◆ What to do
Scan the data below and state how many of its lines contain the word "Chuck", giving only the figure.

◆ Records provided
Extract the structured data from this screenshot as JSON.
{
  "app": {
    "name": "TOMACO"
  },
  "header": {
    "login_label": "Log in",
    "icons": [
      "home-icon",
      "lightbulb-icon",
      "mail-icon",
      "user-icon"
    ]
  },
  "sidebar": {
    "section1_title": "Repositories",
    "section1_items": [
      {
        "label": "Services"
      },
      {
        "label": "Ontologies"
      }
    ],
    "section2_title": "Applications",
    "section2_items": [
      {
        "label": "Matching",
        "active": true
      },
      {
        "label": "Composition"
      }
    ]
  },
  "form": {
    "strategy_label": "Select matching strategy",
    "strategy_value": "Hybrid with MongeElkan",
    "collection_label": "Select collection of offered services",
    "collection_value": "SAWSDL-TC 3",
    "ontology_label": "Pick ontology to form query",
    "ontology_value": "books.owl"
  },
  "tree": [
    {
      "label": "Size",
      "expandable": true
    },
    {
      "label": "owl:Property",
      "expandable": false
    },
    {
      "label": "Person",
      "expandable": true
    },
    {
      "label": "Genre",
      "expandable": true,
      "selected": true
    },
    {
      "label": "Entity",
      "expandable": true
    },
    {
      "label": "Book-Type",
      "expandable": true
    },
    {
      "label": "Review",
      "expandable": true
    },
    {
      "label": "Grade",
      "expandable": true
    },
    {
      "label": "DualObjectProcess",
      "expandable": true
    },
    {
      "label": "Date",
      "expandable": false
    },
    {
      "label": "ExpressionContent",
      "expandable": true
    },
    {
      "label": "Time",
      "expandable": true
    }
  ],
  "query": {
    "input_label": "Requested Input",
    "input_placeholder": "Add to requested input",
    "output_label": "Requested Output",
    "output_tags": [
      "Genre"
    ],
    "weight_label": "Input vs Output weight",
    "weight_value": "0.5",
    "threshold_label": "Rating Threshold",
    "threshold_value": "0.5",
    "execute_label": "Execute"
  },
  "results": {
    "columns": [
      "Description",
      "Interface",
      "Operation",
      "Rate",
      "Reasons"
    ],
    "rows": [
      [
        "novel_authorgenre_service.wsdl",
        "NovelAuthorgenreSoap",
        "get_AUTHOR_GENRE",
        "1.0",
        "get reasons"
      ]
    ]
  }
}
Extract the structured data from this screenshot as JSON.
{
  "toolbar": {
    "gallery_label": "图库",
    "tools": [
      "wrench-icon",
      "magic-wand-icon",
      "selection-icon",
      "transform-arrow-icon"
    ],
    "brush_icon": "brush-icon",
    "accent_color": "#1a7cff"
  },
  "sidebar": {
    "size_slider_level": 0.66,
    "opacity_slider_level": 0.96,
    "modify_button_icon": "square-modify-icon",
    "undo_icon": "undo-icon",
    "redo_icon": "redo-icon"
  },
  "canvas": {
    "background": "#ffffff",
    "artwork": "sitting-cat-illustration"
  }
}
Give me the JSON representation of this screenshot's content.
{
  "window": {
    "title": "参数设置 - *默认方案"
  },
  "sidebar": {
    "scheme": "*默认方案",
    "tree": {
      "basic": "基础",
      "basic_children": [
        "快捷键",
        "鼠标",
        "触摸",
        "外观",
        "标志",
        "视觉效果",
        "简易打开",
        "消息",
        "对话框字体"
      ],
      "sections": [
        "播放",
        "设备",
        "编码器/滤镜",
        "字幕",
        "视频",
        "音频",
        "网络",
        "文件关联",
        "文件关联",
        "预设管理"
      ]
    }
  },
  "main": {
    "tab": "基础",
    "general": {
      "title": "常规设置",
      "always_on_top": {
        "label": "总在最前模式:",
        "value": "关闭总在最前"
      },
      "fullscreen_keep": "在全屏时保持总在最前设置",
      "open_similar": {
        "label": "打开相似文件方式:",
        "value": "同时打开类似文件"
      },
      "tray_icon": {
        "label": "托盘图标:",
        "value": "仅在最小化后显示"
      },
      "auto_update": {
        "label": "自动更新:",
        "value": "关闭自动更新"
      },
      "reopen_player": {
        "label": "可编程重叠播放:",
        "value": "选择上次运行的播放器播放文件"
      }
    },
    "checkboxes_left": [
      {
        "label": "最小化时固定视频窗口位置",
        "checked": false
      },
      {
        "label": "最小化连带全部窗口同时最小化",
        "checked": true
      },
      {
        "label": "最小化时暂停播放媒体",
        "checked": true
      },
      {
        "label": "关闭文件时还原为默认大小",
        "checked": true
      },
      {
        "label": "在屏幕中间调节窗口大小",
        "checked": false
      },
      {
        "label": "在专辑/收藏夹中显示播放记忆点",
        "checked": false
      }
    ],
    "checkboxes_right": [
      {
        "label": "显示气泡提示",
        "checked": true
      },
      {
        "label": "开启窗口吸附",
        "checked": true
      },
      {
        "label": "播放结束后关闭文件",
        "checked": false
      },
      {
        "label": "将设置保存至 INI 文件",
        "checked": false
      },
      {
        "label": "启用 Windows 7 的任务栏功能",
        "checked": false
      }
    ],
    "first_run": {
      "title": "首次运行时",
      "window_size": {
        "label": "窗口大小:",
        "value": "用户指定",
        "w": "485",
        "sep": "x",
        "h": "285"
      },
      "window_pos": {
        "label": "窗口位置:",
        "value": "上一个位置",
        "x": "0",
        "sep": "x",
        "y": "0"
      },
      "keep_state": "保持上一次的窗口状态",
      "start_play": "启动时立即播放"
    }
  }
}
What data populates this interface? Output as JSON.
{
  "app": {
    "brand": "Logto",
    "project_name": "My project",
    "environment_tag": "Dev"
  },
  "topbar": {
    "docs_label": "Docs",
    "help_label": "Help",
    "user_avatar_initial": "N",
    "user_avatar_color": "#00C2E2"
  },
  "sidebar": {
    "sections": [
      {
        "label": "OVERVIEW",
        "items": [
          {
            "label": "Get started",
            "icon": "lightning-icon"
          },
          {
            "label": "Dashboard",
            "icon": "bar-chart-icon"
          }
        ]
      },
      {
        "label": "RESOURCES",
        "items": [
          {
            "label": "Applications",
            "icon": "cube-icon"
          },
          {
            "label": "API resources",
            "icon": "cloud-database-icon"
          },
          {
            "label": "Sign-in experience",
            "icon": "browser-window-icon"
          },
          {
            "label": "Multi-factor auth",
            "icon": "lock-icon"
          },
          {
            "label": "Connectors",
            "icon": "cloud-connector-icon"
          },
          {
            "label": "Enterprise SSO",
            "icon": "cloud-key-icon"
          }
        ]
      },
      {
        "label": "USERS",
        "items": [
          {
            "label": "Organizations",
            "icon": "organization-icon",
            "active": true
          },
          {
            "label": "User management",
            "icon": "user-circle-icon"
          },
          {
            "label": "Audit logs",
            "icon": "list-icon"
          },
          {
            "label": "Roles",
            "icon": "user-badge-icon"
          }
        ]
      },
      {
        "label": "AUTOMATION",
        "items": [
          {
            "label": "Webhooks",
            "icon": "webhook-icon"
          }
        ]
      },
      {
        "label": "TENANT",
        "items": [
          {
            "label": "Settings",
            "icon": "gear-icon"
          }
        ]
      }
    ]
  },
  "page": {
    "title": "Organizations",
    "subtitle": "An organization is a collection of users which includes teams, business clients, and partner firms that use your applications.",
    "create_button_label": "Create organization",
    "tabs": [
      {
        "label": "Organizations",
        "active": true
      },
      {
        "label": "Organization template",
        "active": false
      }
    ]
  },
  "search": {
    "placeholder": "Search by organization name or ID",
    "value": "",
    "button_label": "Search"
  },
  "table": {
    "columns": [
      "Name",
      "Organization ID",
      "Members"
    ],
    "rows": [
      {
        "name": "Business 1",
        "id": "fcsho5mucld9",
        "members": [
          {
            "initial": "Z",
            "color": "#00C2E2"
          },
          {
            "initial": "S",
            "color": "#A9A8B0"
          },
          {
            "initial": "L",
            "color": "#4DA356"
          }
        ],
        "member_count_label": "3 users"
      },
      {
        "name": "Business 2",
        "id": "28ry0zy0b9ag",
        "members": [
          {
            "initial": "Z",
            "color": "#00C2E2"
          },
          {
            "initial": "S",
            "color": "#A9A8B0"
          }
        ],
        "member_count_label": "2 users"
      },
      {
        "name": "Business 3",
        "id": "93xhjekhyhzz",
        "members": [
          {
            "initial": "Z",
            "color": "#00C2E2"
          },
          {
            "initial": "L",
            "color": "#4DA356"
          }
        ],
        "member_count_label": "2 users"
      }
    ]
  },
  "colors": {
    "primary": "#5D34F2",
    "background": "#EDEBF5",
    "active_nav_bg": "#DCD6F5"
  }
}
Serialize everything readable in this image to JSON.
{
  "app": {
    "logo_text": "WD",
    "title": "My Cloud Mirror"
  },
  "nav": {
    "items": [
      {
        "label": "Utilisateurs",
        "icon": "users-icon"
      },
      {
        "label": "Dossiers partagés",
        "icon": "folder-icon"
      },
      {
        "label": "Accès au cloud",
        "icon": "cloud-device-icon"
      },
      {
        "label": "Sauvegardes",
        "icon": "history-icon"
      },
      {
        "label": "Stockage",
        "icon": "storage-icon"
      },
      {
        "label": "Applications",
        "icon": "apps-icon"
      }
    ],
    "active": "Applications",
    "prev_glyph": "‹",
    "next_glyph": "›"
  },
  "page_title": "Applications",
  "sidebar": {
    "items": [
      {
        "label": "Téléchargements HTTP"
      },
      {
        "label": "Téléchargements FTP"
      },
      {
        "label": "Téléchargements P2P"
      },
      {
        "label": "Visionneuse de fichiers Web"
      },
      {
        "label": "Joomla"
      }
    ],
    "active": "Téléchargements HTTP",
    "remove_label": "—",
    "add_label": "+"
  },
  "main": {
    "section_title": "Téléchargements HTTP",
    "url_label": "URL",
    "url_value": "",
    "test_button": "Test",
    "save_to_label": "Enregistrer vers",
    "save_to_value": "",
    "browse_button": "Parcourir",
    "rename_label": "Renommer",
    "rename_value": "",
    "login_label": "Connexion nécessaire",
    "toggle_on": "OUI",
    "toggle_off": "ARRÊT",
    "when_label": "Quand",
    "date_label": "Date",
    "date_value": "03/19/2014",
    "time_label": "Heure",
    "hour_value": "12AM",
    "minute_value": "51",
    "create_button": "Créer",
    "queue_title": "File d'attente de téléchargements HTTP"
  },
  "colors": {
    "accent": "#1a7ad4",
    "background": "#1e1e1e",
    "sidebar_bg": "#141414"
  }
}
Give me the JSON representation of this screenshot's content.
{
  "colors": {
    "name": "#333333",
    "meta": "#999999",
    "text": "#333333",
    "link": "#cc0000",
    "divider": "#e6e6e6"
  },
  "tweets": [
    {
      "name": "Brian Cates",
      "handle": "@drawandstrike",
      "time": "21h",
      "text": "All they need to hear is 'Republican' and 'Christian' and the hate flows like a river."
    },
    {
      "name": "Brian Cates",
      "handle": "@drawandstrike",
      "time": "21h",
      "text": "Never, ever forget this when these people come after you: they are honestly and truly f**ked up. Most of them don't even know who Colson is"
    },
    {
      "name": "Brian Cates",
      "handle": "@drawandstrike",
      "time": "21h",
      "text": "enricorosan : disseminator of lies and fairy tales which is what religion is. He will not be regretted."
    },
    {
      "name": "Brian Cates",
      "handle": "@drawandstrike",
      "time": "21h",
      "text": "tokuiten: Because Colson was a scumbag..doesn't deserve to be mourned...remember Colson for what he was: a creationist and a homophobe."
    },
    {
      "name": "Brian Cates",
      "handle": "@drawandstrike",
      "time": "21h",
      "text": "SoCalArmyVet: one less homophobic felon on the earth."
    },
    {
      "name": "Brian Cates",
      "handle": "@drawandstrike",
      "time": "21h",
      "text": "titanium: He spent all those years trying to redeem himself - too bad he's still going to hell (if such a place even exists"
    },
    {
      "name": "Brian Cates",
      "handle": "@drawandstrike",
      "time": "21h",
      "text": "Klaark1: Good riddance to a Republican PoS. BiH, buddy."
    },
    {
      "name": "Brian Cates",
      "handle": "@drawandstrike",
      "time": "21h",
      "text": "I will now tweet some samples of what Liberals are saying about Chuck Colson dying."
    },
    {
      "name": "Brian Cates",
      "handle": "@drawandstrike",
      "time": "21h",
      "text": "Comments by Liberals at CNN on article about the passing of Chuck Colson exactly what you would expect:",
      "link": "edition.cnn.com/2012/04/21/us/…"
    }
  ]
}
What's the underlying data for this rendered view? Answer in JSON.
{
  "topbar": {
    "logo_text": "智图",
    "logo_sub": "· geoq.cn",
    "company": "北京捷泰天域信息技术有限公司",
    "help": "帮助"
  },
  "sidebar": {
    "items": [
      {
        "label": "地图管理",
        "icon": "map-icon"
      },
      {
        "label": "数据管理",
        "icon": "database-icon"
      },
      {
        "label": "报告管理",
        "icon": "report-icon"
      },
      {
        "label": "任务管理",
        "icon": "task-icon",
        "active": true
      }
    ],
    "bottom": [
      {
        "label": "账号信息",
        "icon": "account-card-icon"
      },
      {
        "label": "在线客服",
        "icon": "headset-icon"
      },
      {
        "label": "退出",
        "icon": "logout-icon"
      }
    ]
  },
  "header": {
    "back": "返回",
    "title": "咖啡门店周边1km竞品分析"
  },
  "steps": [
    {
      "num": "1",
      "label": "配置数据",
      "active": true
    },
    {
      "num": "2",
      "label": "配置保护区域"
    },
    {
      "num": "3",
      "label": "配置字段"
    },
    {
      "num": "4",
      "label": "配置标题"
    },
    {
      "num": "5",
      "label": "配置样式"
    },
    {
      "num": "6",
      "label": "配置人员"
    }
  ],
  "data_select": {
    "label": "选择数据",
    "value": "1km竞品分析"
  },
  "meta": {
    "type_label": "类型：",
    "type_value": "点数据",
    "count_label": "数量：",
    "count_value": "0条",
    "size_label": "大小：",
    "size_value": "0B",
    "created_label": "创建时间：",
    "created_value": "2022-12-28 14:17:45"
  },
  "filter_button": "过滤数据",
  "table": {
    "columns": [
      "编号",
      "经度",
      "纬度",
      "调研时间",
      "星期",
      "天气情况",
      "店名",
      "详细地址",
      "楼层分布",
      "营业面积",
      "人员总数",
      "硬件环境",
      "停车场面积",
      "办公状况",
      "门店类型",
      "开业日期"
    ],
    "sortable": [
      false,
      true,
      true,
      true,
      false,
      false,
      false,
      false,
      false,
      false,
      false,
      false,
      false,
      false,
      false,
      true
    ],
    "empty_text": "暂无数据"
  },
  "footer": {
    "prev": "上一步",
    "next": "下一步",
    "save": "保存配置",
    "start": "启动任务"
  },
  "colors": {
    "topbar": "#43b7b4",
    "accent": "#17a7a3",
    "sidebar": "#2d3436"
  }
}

◆ Task answer
2